The measure, introduced by Senator Kit Bond (R-Missouri), called for a study by the Department of Health and Human Services not later than two years after the effective date of the bill, and each of the four years thereafter. If that study determined that a million or more Americans had lost health insurance coverage as a result of the increased costs generated by the bill, the ability to sue the HMO would be dropped from the bill ? 12 months after the report is submitted.
That amendment passed by a 93-6 margin, including the support of Senators McCain, Edwards and Kennedy, all co-sponsors of the bill under debate.
Rush to Judgment
Bond continued to remind the Senate, as he had the previous day, that despite the apparent haste to rush the bill into law, McCain-Kennedy (S. 1052) is not scheduled to go into effect for another fifteen months. This afforded the Senate time to produce a well-thought out bill, according to the Missouri senator.
Tuesday evening two additional amendments were introduced by Senators Ben Nelson (D-Nebraska), Jon Kyl (R-Arizona), and Don Nickles (R-Oklahoma) that would provide three safe-harbor definitions of medical necessity. Another amendment that would extend protections to small employers was also expected to be introduced.
Debate on those amendments is scheduled to begin this morning at 9:30 a.m.
Meanwhile, a number of senators are continuing to work on a liability compromise to protect employers by using the “designated decisionmaker” language from the Frist bill.
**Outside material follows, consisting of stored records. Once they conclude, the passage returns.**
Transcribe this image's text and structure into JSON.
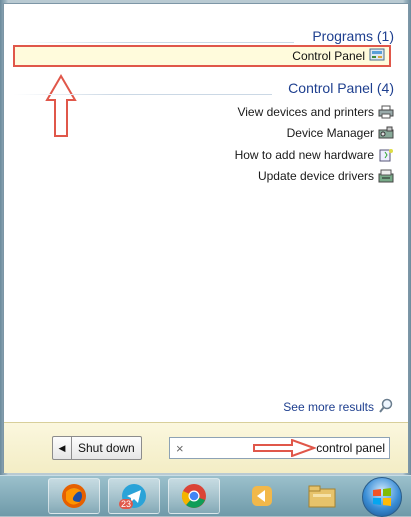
{
  "programs": {
    "header": "Programs (1)",
    "items": [
      {
        "label": "Control Panel",
        "icon": "control-panel-icon"
      }
    ]
  },
  "control_panel": {
    "header": "Control Panel (4)",
    "items": [
      {
        "label": "View devices and printers",
        "icon": "printer-icon"
      },
      {
        "label": "Device Manager",
        "icon": "device-manager-icon"
      },
      {
        "label": "How to add new hardware",
        "icon": "hardware-help-icon"
      },
      {
        "label": "Update device drivers",
        "icon": "driver-icon"
      }
    ]
  },
  "see_more": "See more results",
  "search": {
    "value": "control panel",
    "clear": "×"
  },
  "shutdown": {
    "label": "Shut down",
    "arrow": "◀"
  },
  "taskbar": {
    "items": [
      {
        "name": "firefox-icon"
      },
      {
        "name": "telegram-icon",
        "badge": "23"
      },
      {
        "name": "chrome-icon"
      },
      {
        "name": "media-player-icon"
      },
      {
        "name": "file-explorer-icon"
      }
    ]
  },
  "colors": {
    "accent": "#1e3f8f",
    "highlight_border": "#e0574a",
    "highlight_bg": "#fffbdc"
  }
}
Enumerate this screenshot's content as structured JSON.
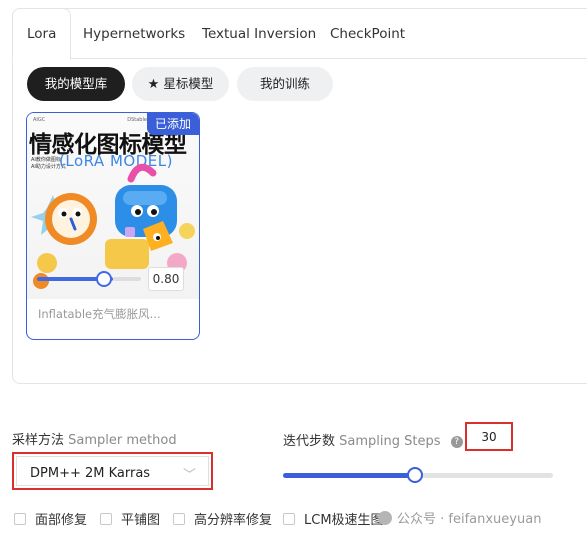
{
  "tabs": [
    {
      "label": "Lora",
      "active": true
    },
    {
      "label": "Hypernetworks"
    },
    {
      "label": "Textual Inversion"
    },
    {
      "label": "CheckPoint"
    }
  ],
  "filters": {
    "my_models": "我的模型库",
    "starred": "星标模型",
    "my_training": "我的训练"
  },
  "model_card": {
    "badge": "已添加",
    "poster_header_left": "AIGC",
    "poster_header_right": "DStableDiffusion",
    "poster_title": "情感化图标模型",
    "poster_subtitle": "(LoRA MODEL)",
    "poster_small_line1": "AI教你做图标",
    "poster_small_line2": "AI助力设计方式",
    "weight": "0.80",
    "weight_fraction": 0.8,
    "name": "Inflatable充气膨胀风..."
  },
  "sampler": {
    "label_cn": "采样方法",
    "label_en": "Sampler method",
    "value": "DPM++ 2M Karras"
  },
  "steps": {
    "label_cn": "迭代步数",
    "label_en": "Sampling Steps",
    "help": "?",
    "value": "30",
    "fraction": 0.49
  },
  "options": [
    {
      "label": "面部修复",
      "checked": false
    },
    {
      "label": "平铺图",
      "checked": false
    },
    {
      "label": "高分辨率修复",
      "checked": false
    },
    {
      "label": "LCM极速生图",
      "checked": false
    }
  ],
  "watermark": "公众号 · feifanxueyuan",
  "colors": {
    "accent": "#3b5fd9",
    "highlight": "#d9302c",
    "dark_pill": "#1f1f1f"
  }
}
Earlier in the day Republican leaders in the House of Representatives unveiled their own version of patient protections. That version offered liability limits that would make the measure more palatable to those concerned about the increased costs ? and resulting lack of coverage ? that might emerge under the version under debate in the Senate.
According to the Congressmen, the House GOP plan would
- require patients to exhaust an independent external review before going to court
- cap noneconomic damages in federal court at $500,000, but would permit some actions in state court, subject to those damage limits, if a health plan failed to abide by the determination of the external review
In addition, lawsuits could be filed in federal and state court against a “designated decision-maker”
- authorized to make the final coverage decision
- that fails to exercise ordinary care in complying with the review decision, and
- when that failure is the proximate cause of personal injury or wrongful death to the patient
New Life for MSAs?
The proposal would also expand Medical Savings Accounts (MSAs) through a series of measures, including:
- allowing all individuals with a qualified high deductible health plan to participate in MSAs, rather than just those working in small businesses
- lowering the minimum deductible to $1,000 for an individual plan and $2,000 for a family plan
- expanding the annual contribution to an MSA to 100% of the deductible
- allowing employers and employees to contribute to these accounts
- repealing the current cap of 750,000 participants